The Samsung CorbyPRO screams youth, vibrance and chic style. The phone comes with a whole bunch of widgets and apps for connecting to social networks and Web services such as Flickr and Facebook. It has a 2.8-inch display that performs decently for a resistive touch screen. However, be prepared to encounter several mis-taps and unintended application launches in normal usage. The highlight of the phone is the slide-out Qwerty keypad. We found it to be quite good, with adequately bevelled keys that provide just the right amount of
tactile feedback. The 3.15MP camera produces sharp pictures in normal lighting conditions, and that’s it. As for build quality, despite being almost entirely plastic, the phone gives the impression of being sturdy—even the slide-out keypad. There are several enhancements in this phone over predecessors in the Corby series, namely Wi-Fi, 3.5G connectivity, and in-built GPS. All things considered, it’s a “cute” bundle of features and until Qwerty Android devices breach this price point, we’d say go for it if “touch” is a must and Qwerty is what you were always looking for.
Dell Inspiron Mini 10
The Mini 10 is a solid little thing, with a glossy black finish. Build quality is top class. The hinge mechanism is really sturdy. The keypad is one of the best we’ve come across on a netbook. Where most keypads are cramped, Dell wastes no space with a keypad bezel and provides really large keys, with great feedback. Bevelling is barely noticeable, but the keys are large enough to negate this effect. Typing is, as a result, much easier, thereby addressing our number one grouse with netbooks. The display is decent enough, although colour and contrast take the proverbial toss. The trackpad is responsive enough although we don’t agree with integrating the mouse keys into it.
The Mini 10 performs on a par with other netbooks based on similar configurations. It comes pre-loaded with Windows XP, so the memory is sufficient for most tasks. We got a six-cell battery, and this stretches battery life to over 4 hours. It’s 3G ready, with a SIM slot. The Mini 10 makes a very good buy for anyone looking for a solid netbook.
Sony Ericsson Satio

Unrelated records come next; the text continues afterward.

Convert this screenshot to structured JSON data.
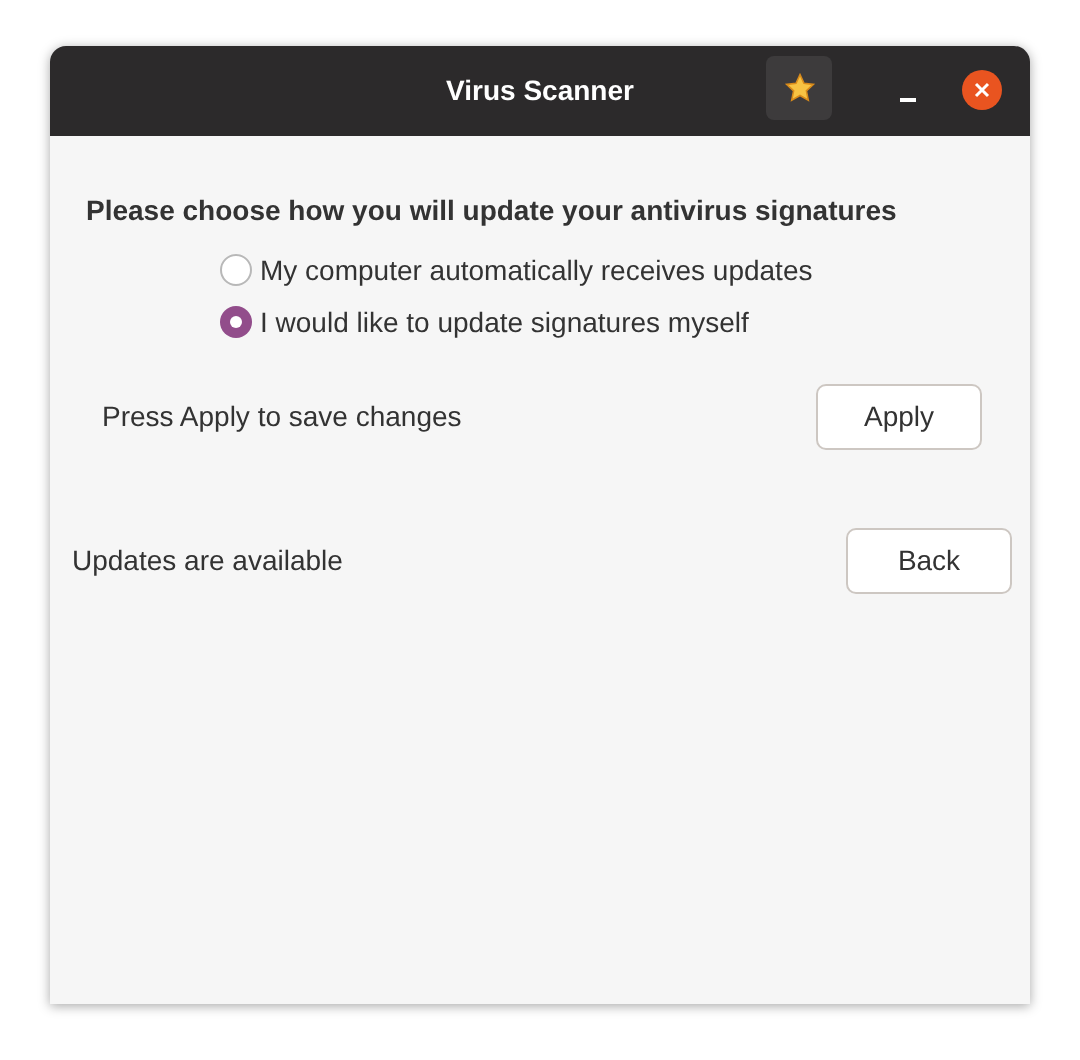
{
  "window": {
    "title": "Virus Scanner"
  },
  "heading": "Please choose how you will update your antivirus signatures",
  "options": [
    {
      "label": "My computer automatically receives updates",
      "selected": false
    },
    {
      "label": "I would like to update signatures myself",
      "selected": true
    }
  ],
  "apply_row": {
    "text": "Press Apply to save changes",
    "button": "Apply"
  },
  "status_row": {
    "text": "Updates are available",
    "button": "Back"
  }
}
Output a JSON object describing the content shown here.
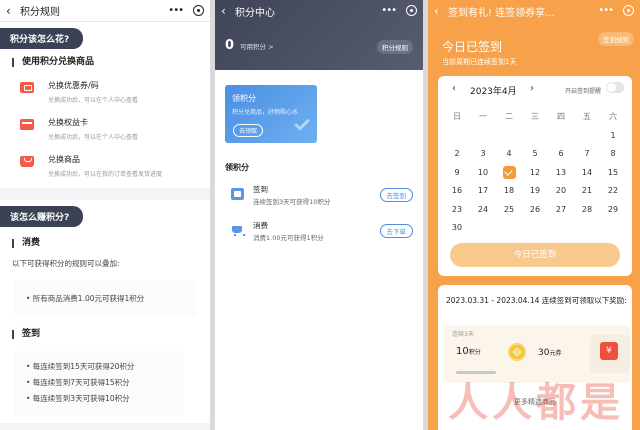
{
  "p1": {
    "nav_title": "积分规则",
    "section_spend": "积分该怎么花?",
    "redeem_heading": "使用积分兑换商品",
    "redeem_items": [
      {
        "name": "兑换优惠券/码",
        "desc": "兑换成功后，可以在个人中心查看"
      },
      {
        "name": "兑换权益卡",
        "desc": "兑换成功后，可以在个人中心查看"
      },
      {
        "name": "兑换商品",
        "desc": "兑换成功后，可以在我的订单查看发货进度"
      }
    ],
    "section_earn": "该怎么赚积分?",
    "spend_heading": "消费",
    "spend_note": "以下可获得积分的规则可以叠加:",
    "spend_rule": "• 所有商品消费1.00元可获得1积分",
    "sign_heading": "签到",
    "sign_rules": [
      "• 每连续签到15天可获得20积分",
      "• 每连续签到7天可获得15积分",
      "• 每连续签到3天可获得10积分"
    ]
  },
  "p2": {
    "nav_title": "积分中心",
    "points_value": "0",
    "points_label": "可用积分 >",
    "rules_button": "积分规则",
    "banner_title": "领积分",
    "banner_desc": "积分兑商品，好物购心水",
    "banner_button": "去领取",
    "earn_title": "领积分",
    "tasks": [
      {
        "name": "签到",
        "desc": "连续签到3天可获得10积分",
        "button": "去签到"
      },
      {
        "name": "消费",
        "desc": "消费1.00元可获得1积分",
        "button": "去下单"
      }
    ]
  },
  "p3": {
    "nav_title": "签到有礼! 连签领券享...",
    "today_title": "今日已签到",
    "today_sub": "当前周期已连续签到1天",
    "rules_button": "签到规则",
    "month": "2023年4月",
    "remind_label": "开启签到提醒",
    "weekdays": [
      "日",
      "一",
      "二",
      "三",
      "四",
      "五",
      "六"
    ],
    "days": [
      "",
      "",
      "",
      "",
      "",
      "",
      "1",
      "2",
      "3",
      "4",
      "5",
      "6",
      "7",
      "8",
      "9",
      "10",
      "11",
      "12",
      "13",
      "14",
      "15",
      "16",
      "17",
      "18",
      "19",
      "20",
      "21",
      "22",
      "23",
      "24",
      "25",
      "26",
      "27",
      "28",
      "29",
      "30",
      "",
      "",
      "",
      "",
      "",
      ""
    ],
    "checked_day": "11",
    "signed_button": "今日已签到",
    "reward_title": "2023.03.31 - 2023.04.14 连续签到可领取以下奖励:",
    "reward_days": "连续3天",
    "reward_points": "10",
    "reward_points_unit": "积分",
    "reward_coupon": "30",
    "reward_coupon_unit": "元券",
    "rmb_symbol": "¥",
    "more_title": "更多精选商品",
    "watermark": "人人都是"
  },
  "colors": {
    "dark_navy": "#3b4255",
    "accent_blue": "#4a8fe2",
    "orange": "#f7a24a",
    "check_orange": "#f39a3a",
    "red": "#f15b48"
  }
}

Satio is one of the rare full-screen touch phones from Sony Ericsson. This is a bulky handset, but a good looker. The phone runs on an ARM Cortex-A8 600 MHz and the Symbian S60 operating system (OS). It has a resistive touch screen, which is not very responsive. The user interface is a bit altered from typical Symbian style—there are five home screens on the Satio. It supports Wi-Fi and comes with an inbuilt menu called Locations which has all the GPS functionality.

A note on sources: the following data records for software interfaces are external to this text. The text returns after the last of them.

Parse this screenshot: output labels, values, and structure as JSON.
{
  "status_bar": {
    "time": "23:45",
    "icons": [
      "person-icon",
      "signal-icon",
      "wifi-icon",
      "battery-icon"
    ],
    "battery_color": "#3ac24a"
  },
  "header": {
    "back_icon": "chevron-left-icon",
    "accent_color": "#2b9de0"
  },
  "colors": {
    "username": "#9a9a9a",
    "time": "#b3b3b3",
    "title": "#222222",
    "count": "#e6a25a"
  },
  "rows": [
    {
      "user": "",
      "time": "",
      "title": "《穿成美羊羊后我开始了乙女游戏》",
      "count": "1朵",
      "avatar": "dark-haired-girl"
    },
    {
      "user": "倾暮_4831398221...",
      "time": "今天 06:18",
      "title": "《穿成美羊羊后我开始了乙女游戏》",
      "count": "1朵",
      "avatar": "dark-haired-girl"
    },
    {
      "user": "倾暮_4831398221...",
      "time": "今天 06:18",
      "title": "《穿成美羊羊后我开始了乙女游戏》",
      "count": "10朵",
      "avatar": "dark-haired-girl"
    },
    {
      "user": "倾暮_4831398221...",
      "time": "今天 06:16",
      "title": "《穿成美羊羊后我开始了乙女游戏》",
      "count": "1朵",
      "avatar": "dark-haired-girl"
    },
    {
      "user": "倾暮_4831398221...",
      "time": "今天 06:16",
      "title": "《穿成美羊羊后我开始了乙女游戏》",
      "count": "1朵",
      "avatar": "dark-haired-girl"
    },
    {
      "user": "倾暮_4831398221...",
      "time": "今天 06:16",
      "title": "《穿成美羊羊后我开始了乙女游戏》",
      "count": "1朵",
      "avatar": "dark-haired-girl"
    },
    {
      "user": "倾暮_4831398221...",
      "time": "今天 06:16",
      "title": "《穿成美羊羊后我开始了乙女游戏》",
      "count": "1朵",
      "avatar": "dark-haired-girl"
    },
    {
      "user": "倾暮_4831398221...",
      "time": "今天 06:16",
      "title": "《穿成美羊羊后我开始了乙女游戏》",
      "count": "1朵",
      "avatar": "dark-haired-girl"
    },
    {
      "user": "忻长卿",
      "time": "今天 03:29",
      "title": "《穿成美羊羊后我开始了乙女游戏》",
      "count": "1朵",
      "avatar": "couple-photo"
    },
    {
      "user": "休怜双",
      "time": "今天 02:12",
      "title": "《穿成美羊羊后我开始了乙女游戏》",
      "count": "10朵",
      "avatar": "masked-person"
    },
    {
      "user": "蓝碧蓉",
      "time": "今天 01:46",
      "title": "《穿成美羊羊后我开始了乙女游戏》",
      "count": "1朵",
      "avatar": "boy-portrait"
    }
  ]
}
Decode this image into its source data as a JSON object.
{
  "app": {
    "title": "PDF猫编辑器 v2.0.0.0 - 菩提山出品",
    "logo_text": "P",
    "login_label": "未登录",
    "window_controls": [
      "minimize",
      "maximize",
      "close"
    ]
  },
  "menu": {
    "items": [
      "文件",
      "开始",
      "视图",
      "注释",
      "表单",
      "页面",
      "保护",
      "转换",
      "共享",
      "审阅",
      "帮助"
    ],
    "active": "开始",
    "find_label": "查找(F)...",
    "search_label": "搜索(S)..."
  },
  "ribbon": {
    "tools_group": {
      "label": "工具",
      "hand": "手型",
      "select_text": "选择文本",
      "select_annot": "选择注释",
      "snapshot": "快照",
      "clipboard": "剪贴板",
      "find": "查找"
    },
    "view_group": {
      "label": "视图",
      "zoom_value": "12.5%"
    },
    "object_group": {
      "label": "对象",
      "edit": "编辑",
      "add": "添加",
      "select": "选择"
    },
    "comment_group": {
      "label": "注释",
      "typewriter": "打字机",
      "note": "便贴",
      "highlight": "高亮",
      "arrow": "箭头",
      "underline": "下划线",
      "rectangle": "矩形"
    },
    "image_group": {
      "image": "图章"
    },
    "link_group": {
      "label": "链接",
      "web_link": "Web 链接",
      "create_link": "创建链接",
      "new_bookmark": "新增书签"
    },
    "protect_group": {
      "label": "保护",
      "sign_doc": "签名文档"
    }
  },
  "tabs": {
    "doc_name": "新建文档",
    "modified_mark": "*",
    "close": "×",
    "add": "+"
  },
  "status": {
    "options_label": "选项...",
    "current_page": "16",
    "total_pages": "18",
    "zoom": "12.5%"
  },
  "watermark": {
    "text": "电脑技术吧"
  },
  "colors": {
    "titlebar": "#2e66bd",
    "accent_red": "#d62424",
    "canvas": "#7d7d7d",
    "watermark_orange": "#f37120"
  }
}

The on-screen Qwerty keypad is quite good thanks to the haptic feedback and large keys which reduce typos. The speaker quality of the phone is ordinary. The built-in earphones give a decent output. The sluggish response kills the Internet experience.

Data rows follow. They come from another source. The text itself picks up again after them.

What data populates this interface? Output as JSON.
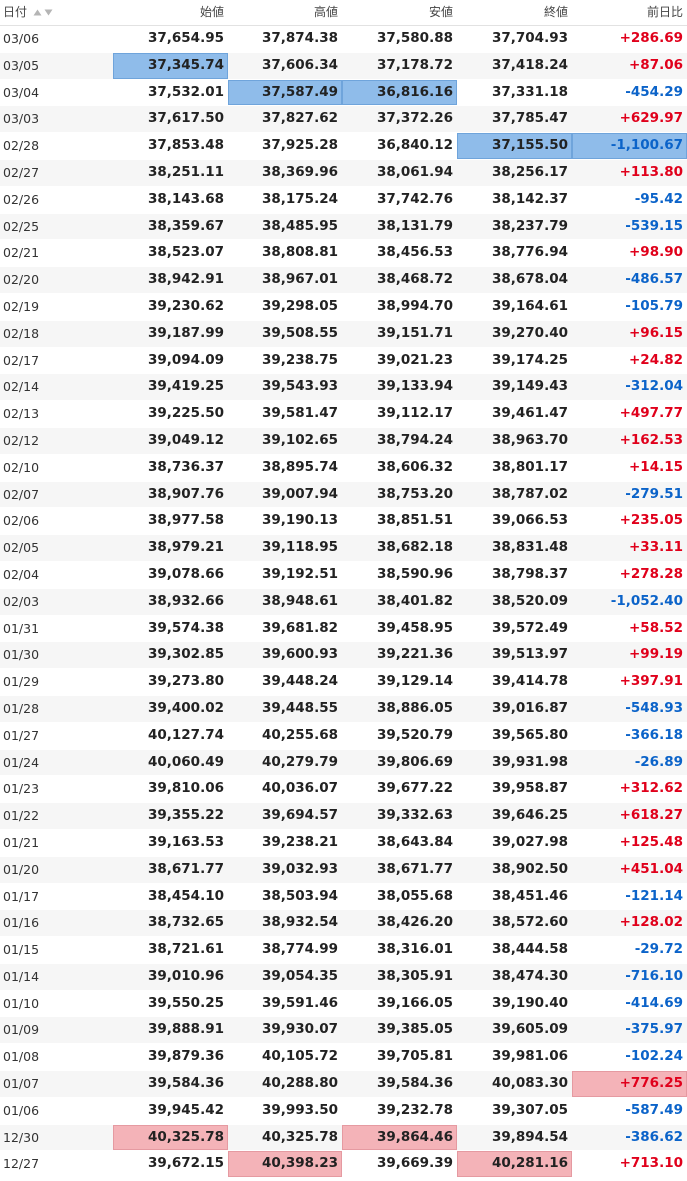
{
  "columns": {
    "date": "日付",
    "open": "始値",
    "high": "高値",
    "low": "安値",
    "close": "終値",
    "change": "前日比"
  },
  "icons": {
    "sort_asc": "sort-ascending-icon",
    "sort_desc": "sort-descending-icon"
  },
  "colors": {
    "positive": "#e0001b",
    "negative": "#0b63c9",
    "highlight_blue": "#8fbcea",
    "highlight_red": "#f4b3b8"
  },
  "rows": [
    {
      "date": "03/06",
      "open": "37,654.95",
      "high": "37,874.38",
      "low": "37,580.88",
      "close": "37,704.93",
      "change": "+286.69",
      "hl": {}
    },
    {
      "date": "03/05",
      "open": "37,345.74",
      "high": "37,606.34",
      "low": "37,178.72",
      "close": "37,418.24",
      "change": "+87.06",
      "hl": {
        "open": "blue"
      }
    },
    {
      "date": "03/04",
      "open": "37,532.01",
      "high": "37,587.49",
      "low": "36,816.16",
      "close": "37,331.18",
      "change": "-454.29",
      "hl": {
        "high": "blue",
        "low": "blue"
      }
    },
    {
      "date": "03/03",
      "open": "37,617.50",
      "high": "37,827.62",
      "low": "37,372.26",
      "close": "37,785.47",
      "change": "+629.97",
      "hl": {}
    },
    {
      "date": "02/28",
      "open": "37,853.48",
      "high": "37,925.28",
      "low": "36,840.12",
      "close": "37,155.50",
      "change": "-1,100.67",
      "hl": {
        "close": "blue",
        "change": "blue"
      }
    },
    {
      "date": "02/27",
      "open": "38,251.11",
      "high": "38,369.96",
      "low": "38,061.94",
      "close": "38,256.17",
      "change": "+113.80",
      "hl": {}
    },
    {
      "date": "02/26",
      "open": "38,143.68",
      "high": "38,175.24",
      "low": "37,742.76",
      "close": "38,142.37",
      "change": "-95.42",
      "hl": {}
    },
    {
      "date": "02/25",
      "open": "38,359.67",
      "high": "38,485.95",
      "low": "38,131.79",
      "close": "38,237.79",
      "change": "-539.15",
      "hl": {}
    },
    {
      "date": "02/21",
      "open": "38,523.07",
      "high": "38,808.81",
      "low": "38,456.53",
      "close": "38,776.94",
      "change": "+98.90",
      "hl": {}
    },
    {
      "date": "02/20",
      "open": "38,942.91",
      "high": "38,967.01",
      "low": "38,468.72",
      "close": "38,678.04",
      "change": "-486.57",
      "hl": {}
    },
    {
      "date": "02/19",
      "open": "39,230.62",
      "high": "39,298.05",
      "low": "38,994.70",
      "close": "39,164.61",
      "change": "-105.79",
      "hl": {}
    },
    {
      "date": "02/18",
      "open": "39,187.99",
      "high": "39,508.55",
      "low": "39,151.71",
      "close": "39,270.40",
      "change": "+96.15",
      "hl": {}
    },
    {
      "date": "02/17",
      "open": "39,094.09",
      "high": "39,238.75",
      "low": "39,021.23",
      "close": "39,174.25",
      "change": "+24.82",
      "hl": {}
    },
    {
      "date": "02/14",
      "open": "39,419.25",
      "high": "39,543.93",
      "low": "39,133.94",
      "close": "39,149.43",
      "change": "-312.04",
      "hl": {}
    },
    {
      "date": "02/13",
      "open": "39,225.50",
      "high": "39,581.47",
      "low": "39,112.17",
      "close": "39,461.47",
      "change": "+497.77",
      "hl": {}
    },
    {
      "date": "02/12",
      "open": "39,049.12",
      "high": "39,102.65",
      "low": "38,794.24",
      "close": "38,963.70",
      "change": "+162.53",
      "hl": {}
    },
    {
      "date": "02/10",
      "open": "38,736.37",
      "high": "38,895.74",
      "low": "38,606.32",
      "close": "38,801.17",
      "change": "+14.15",
      "hl": {}
    },
    {
      "date": "02/07",
      "open": "38,907.76",
      "high": "39,007.94",
      "low": "38,753.20",
      "close": "38,787.02",
      "change": "-279.51",
      "hl": {}
    },
    {
      "date": "02/06",
      "open": "38,977.58",
      "high": "39,190.13",
      "low": "38,851.51",
      "close": "39,066.53",
      "change": "+235.05",
      "hl": {}
    },
    {
      "date": "02/05",
      "open": "38,979.21",
      "high": "39,118.95",
      "low": "38,682.18",
      "close": "38,831.48",
      "change": "+33.11",
      "hl": {}
    },
    {
      "date": "02/04",
      "open": "39,078.66",
      "high": "39,192.51",
      "low": "38,590.96",
      "close": "38,798.37",
      "change": "+278.28",
      "hl": {}
    },
    {
      "date": "02/03",
      "open": "38,932.66",
      "high": "38,948.61",
      "low": "38,401.82",
      "close": "38,520.09",
      "change": "-1,052.40",
      "hl": {}
    },
    {
      "date": "01/31",
      "open": "39,574.38",
      "high": "39,681.82",
      "low": "39,458.95",
      "close": "39,572.49",
      "change": "+58.52",
      "hl": {}
    },
    {
      "date": "01/30",
      "open": "39,302.85",
      "high": "39,600.93",
      "low": "39,221.36",
      "close": "39,513.97",
      "change": "+99.19",
      "hl": {}
    },
    {
      "date": "01/29",
      "open": "39,273.80",
      "high": "39,448.24",
      "low": "39,129.14",
      "close": "39,414.78",
      "change": "+397.91",
      "hl": {}
    },
    {
      "date": "01/28",
      "open": "39,400.02",
      "high": "39,448.55",
      "low": "38,886.05",
      "close": "39,016.87",
      "change": "-548.93",
      "hl": {}
    },
    {
      "date": "01/27",
      "open": "40,127.74",
      "high": "40,255.68",
      "low": "39,520.79",
      "close": "39,565.80",
      "change": "-366.18",
      "hl": {}
    },
    {
      "date": "01/24",
      "open": "40,060.49",
      "high": "40,279.79",
      "low": "39,806.69",
      "close": "39,931.98",
      "change": "-26.89",
      "hl": {}
    },
    {
      "date": "01/23",
      "open": "39,810.06",
      "high": "40,036.07",
      "low": "39,677.22",
      "close": "39,958.87",
      "change": "+312.62",
      "hl": {}
    },
    {
      "date": "01/22",
      "open": "39,355.22",
      "high": "39,694.57",
      "low": "39,332.63",
      "close": "39,646.25",
      "change": "+618.27",
      "hl": {}
    },
    {
      "date": "01/21",
      "open": "39,163.53",
      "high": "39,238.21",
      "low": "38,643.84",
      "close": "39,027.98",
      "change": "+125.48",
      "hl": {}
    },
    {
      "date": "01/20",
      "open": "38,671.77",
      "high": "39,032.93",
      "low": "38,671.77",
      "close": "38,902.50",
      "change": "+451.04",
      "hl": {}
    },
    {
      "date": "01/17",
      "open": "38,454.10",
      "high": "38,503.94",
      "low": "38,055.68",
      "close": "38,451.46",
      "change": "-121.14",
      "hl": {}
    },
    {
      "date": "01/16",
      "open": "38,732.65",
      "high": "38,932.54",
      "low": "38,426.20",
      "close": "38,572.60",
      "change": "+128.02",
      "hl": {}
    },
    {
      "date": "01/15",
      "open": "38,721.61",
      "high": "38,774.99",
      "low": "38,316.01",
      "close": "38,444.58",
      "change": "-29.72",
      "hl": {}
    },
    {
      "date": "01/14",
      "open": "39,010.96",
      "high": "39,054.35",
      "low": "38,305.91",
      "close": "38,474.30",
      "change": "-716.10",
      "hl": {}
    },
    {
      "date": "01/10",
      "open": "39,550.25",
      "high": "39,591.46",
      "low": "39,166.05",
      "close": "39,190.40",
      "change": "-414.69",
      "hl": {}
    },
    {
      "date": "01/09",
      "open": "39,888.91",
      "high": "39,930.07",
      "low": "39,385.05",
      "close": "39,605.09",
      "change": "-375.97",
      "hl": {}
    },
    {
      "date": "01/08",
      "open": "39,879.36",
      "high": "40,105.72",
      "low": "39,705.81",
      "close": "39,981.06",
      "change": "-102.24",
      "hl": {}
    },
    {
      "date": "01/07",
      "open": "39,584.36",
      "high": "40,288.80",
      "low": "39,584.36",
      "close": "40,083.30",
      "change": "+776.25",
      "hl": {
        "change": "red"
      }
    },
    {
      "date": "01/06",
      "open": "39,945.42",
      "high": "39,993.50",
      "low": "39,232.78",
      "close": "39,307.05",
      "change": "-587.49",
      "hl": {}
    },
    {
      "date": "12/30",
      "open": "40,325.78",
      "high": "40,325.78",
      "low": "39,864.46",
      "close": "39,894.54",
      "change": "-386.62",
      "hl": {
        "open": "red",
        "low": "red"
      }
    },
    {
      "date": "12/27",
      "open": "39,672.15",
      "high": "40,398.23",
      "low": "39,669.39",
      "close": "40,281.16",
      "change": "+713.10",
      "hl": {
        "high": "red",
        "close": "red"
      }
    }
  ]
}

The USP of the phone is its camera. Dual flash technology gives good results in low light conditions. Video shooting at 30 frames per second allows live zooming option. The accelerometer of the phone changes the orientation of images accordingly. This phone is overpriced, considering it uses a resistive touch (not good for Internet usage).